Tuesday, February 23, 2010

On the Rules

I'm starting to plunge into the latest rewrite of Silver Mask. I feel like I'm doing two things: returning to my original vision, but altering the current pace. The alterations the draft has undergone, partially due to the number of eyes I had go over the whole thing. Rather than attempting to identify my audience right off, I let varied critique groups tug at my confidence and fill me with rules i hadn't considered. My second-guessing and eagerness to produce a publishable manuscript left me open to their "rules" which led away from what "knew" was true.

Now, I am figuring out what to ignore, as well as establishing where I want to go with my work. Here is a sampling of my ideas:

What I was told--

1) Be wary of similes in Fantasy, your readers might take them literally.
2) Authors need to keep the passages focused on actions to keep readers' interest.
3) Readers' attention spans are short, so be careful of poetry, longer sentences, etc--they won't get subtlety.

What I now think of these things--

1) Similes represent symbolic thought. We don't think literally, and if well-crafted, the simile will not confuse the reader.

2) I subscribed to action for the longest time before realizing that it was my lack of description (which I was already aware of my issues with) that were holding the story back. I had liked the idea of having integrated action and description all the way through a book , start to end. I felt that this would hold the reader's attention better. I was wrong. I now believe that through description with interspersed action (still placing emphasis on setting the scene rather than on what exactly the character is doing)I will create a more solid visual base upon which the reader will extrapolate and attach meaning in following passages.

3) Shorter attention spans is an oversimplified manner of looking at a cultural shift. Yes, we listen to soundbites. Yes Twitter is insanely popular; and yes, action packed books sell well--but we are also an increasingly visual society. Did it ever occur to anyone that action-packed stories require a sort of picture-building that makes the visceral reality of a book take solid shape in the reader's mind?
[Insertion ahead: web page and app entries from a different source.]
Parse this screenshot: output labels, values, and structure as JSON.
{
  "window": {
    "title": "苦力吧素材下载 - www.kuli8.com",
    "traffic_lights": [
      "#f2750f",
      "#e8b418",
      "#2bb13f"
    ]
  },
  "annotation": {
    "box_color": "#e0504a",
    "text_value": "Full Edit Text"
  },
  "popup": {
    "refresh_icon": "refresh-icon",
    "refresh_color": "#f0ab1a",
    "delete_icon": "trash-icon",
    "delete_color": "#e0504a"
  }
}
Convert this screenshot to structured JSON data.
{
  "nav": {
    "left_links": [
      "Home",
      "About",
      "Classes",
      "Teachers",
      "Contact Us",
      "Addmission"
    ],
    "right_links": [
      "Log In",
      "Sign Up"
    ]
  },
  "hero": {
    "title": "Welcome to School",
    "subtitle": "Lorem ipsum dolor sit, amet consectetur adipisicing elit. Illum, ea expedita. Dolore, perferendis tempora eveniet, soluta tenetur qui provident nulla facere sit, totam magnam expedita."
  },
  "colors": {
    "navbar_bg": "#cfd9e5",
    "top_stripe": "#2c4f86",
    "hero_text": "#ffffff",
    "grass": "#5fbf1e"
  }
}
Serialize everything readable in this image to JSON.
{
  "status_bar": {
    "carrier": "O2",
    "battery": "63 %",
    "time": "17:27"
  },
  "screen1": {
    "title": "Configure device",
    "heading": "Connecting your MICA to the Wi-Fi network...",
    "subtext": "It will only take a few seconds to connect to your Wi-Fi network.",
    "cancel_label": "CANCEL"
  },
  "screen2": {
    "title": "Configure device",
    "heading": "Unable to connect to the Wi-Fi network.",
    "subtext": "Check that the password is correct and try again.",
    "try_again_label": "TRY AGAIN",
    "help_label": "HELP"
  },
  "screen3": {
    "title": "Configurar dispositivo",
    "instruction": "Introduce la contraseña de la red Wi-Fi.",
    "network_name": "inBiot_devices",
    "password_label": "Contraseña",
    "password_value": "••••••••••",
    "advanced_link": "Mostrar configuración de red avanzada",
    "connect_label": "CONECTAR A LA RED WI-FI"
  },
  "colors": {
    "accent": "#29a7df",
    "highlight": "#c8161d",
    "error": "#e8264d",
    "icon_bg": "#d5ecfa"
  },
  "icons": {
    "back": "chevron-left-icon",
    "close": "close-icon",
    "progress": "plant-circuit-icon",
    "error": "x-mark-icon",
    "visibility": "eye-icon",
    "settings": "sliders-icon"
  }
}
I do think this is part of the equation. An overlooked part. So for Epic fantasy, more descriptive works are preferred because the description allows the world and thus the characters in it, to attain the sort of life the reader is looking for.

Now I'm working on carefully building each scene and the process is teaching me where the real holes in the manuscript are. Yay for the learning experience.

1 comment:

  1. Reviewers can offer valuable insights, pointing out things the writer had been blind to. On the flip side, reviewers, who often have strong ideas about writing themselves, can inadvertantly impose their own philosophies and styles on a work. In the end, it's the writer's vision and how cohesive it is that makes a piece work or not. It's a real balancing act, listening to comments and deciding which to incorporate or ignore. Good luck, and gret wisdom!